Reporter's Notebook: When visiting Jolo, show a little courtesy, please
JOLO ISLAND, Philippines — “Dude! Don’t SLAM the door!”
It was my first morning as an embedded reporter on the Advance Operating Base-920 and I had already broken an unwritten — well, actually, a written — rule and offended a guy I’ll just call the “door Nazi.”
In my defense, I really didn’t think I had slammed the door of the squat one-story building that houses the Joint Special Operations Task Force-Philippines troops who had been there for months.
But upon return to the building, I read the slightly faded sheet of paper taped inside the door.
To paraphrase as politely as possible — it was for the “mentally challenged” who didn’t understand the proper process of closing a door.
According to the step-by-step directions, one must leave one’s hand on the doorknob through the entire process or one has committed the unpardonable crime of slamming a door in a barracks full of different folks working all different shifts.
By the third or fourth day, I realized how important that rule was. Though I was a guest, I felt like leaping out of my rack at 5:30 a.m. when someone slammed the door, which shook the plywood sheets separating the sleeping areas.
Movie night with popcornSlowly making my way across the pitch-black camp on a Saturday night, I could see the faint glow of what looked like some sort of PowerPoint presentation being conducted on an open-air patio.
I approached — hoping to catch the tail-end of a convoy preparation briefing or a run-down of the next day’s air operations — but was stopped by the sounds of children laughing and the smell of heavily buttered microwave popcorn.
I had found “movie night,” in which Special Forces soldiers invite local kids to come in the wire and watch an animated movie projected on the whitewashed wall of the officer housing while enjoying snacks.
The soldiers said it’s a good chance to interact with the people among whom they live and that the kids start milling about near the gate hours before the 8 p.m. start time.
Since many of the soldiers are National Guardsmen who left family behind to volunteer for the mission, I think most of them were enjoying the time around the kids as much as the kids enjoyed the talking cows and pigs in the movie.
The most comfortable spotBy far, the most comfortable building on the operating base is the “dining facility.” It’s big enough to allow a few dozen troops to eat at any given time, and it’s air conditioned — making for a nice break during the times when the heat index is above the daily 100 degrees.
It’s also home to three Morale, Welfare and Recreation laptops with Internet access and a military DSN phone line.

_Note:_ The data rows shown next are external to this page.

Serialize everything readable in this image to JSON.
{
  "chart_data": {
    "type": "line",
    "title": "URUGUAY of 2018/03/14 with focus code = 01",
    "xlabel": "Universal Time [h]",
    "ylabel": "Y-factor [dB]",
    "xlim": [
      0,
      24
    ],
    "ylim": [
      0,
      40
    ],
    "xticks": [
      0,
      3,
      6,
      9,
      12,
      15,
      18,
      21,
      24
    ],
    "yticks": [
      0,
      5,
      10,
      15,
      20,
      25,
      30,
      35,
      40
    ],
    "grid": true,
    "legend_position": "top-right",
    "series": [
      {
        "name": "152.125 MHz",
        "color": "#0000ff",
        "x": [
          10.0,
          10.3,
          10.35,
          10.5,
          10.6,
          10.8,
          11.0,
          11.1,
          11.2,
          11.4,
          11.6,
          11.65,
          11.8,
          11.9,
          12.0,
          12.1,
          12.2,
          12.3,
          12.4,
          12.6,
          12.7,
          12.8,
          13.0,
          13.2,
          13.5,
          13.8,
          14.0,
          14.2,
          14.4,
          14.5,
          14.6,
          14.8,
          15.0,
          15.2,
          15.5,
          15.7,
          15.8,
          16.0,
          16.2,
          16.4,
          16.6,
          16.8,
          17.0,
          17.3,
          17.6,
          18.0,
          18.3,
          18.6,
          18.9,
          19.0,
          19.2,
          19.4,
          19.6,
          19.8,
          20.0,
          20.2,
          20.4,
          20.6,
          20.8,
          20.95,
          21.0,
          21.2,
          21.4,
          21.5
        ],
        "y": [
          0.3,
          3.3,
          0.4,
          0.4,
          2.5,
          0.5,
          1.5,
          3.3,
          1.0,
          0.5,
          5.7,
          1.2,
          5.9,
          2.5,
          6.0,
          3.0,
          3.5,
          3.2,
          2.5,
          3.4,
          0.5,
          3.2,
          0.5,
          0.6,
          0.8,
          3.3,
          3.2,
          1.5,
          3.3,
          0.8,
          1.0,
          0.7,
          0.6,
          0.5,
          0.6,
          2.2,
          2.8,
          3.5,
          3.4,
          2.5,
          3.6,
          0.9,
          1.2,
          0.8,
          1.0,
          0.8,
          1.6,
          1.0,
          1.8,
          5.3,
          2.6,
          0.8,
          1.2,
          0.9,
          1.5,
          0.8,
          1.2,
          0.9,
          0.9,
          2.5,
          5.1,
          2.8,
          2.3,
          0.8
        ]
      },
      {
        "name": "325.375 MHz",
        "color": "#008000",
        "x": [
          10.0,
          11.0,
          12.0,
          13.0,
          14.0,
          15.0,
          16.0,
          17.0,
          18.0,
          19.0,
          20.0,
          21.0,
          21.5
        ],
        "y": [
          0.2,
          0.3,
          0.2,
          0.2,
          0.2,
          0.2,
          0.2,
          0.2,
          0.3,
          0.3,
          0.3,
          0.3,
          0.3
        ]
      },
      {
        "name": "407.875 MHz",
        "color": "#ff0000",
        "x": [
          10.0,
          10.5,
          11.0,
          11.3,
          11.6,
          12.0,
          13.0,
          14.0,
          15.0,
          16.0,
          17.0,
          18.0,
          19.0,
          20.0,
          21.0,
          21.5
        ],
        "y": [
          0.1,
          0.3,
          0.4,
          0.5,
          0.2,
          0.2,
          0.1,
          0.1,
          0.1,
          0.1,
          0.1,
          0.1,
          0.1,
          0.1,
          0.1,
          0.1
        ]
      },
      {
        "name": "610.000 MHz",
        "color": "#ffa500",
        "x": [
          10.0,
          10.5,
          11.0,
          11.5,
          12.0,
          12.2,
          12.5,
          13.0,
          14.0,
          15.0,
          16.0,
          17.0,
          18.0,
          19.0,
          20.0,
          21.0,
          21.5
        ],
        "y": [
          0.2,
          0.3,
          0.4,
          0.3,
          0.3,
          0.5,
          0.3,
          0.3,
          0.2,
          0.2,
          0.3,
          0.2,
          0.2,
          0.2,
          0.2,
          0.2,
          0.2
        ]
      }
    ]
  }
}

The huge color television in the corner receives an American Forces Network signal, meaning I didn’t even have to miss “Survivor” or “The Biggest Loser” during my embed.
The troops have contracted to have some local residents buy and cook their food for them, which is an interesting mix of U.S. favorites — like pancakes and bacon for breakfast — with a serious dose of local fare, including wonderfully seasoned beef and pork dishes.
The breakfast and supper menus are served hot. Lunch is a collection of leftovers and freshly-made egg salad and tuna salad.
A big fridge in the corner is stocked with bottled water, with one simple rule: If you’re going to take one out, replace it with a hot one from the boxes stacked nearby.
Tattoo jobs cost lessThe U.S. military compounds in the Philippines sit within larger Philippine military bases, helping ensure security.
While different compounds have different rules and curfews for their troops, both the headquarters on Mindanao and the advance operating base on Jolo allow their troops to visit tattoo parlors on the Philippine military bases.
U.S. military medical personnel inspected the parlors and gave them the thumbs-up, officials said.
And the troops are taking full advantage: dozens are walking around their camps with freshly inked tats.
The tough part is getting an appointment, soldiers say.
At the parlor in Jolo, Sgt. Clifton Crowder was getting a huge tattoo on his arm while another soldier in his unit, Pfc. Paul Gennaro, waited.
Both said the prices are about half of what they’re used to paying in Hawaii.
Gennaro rolled up his sleeve to display the outline of full tribal “sleeve” running from his soldier to his wrist.
He said parlors in Hawaii told him it would cost more than $1,000; here he’s paying about $400.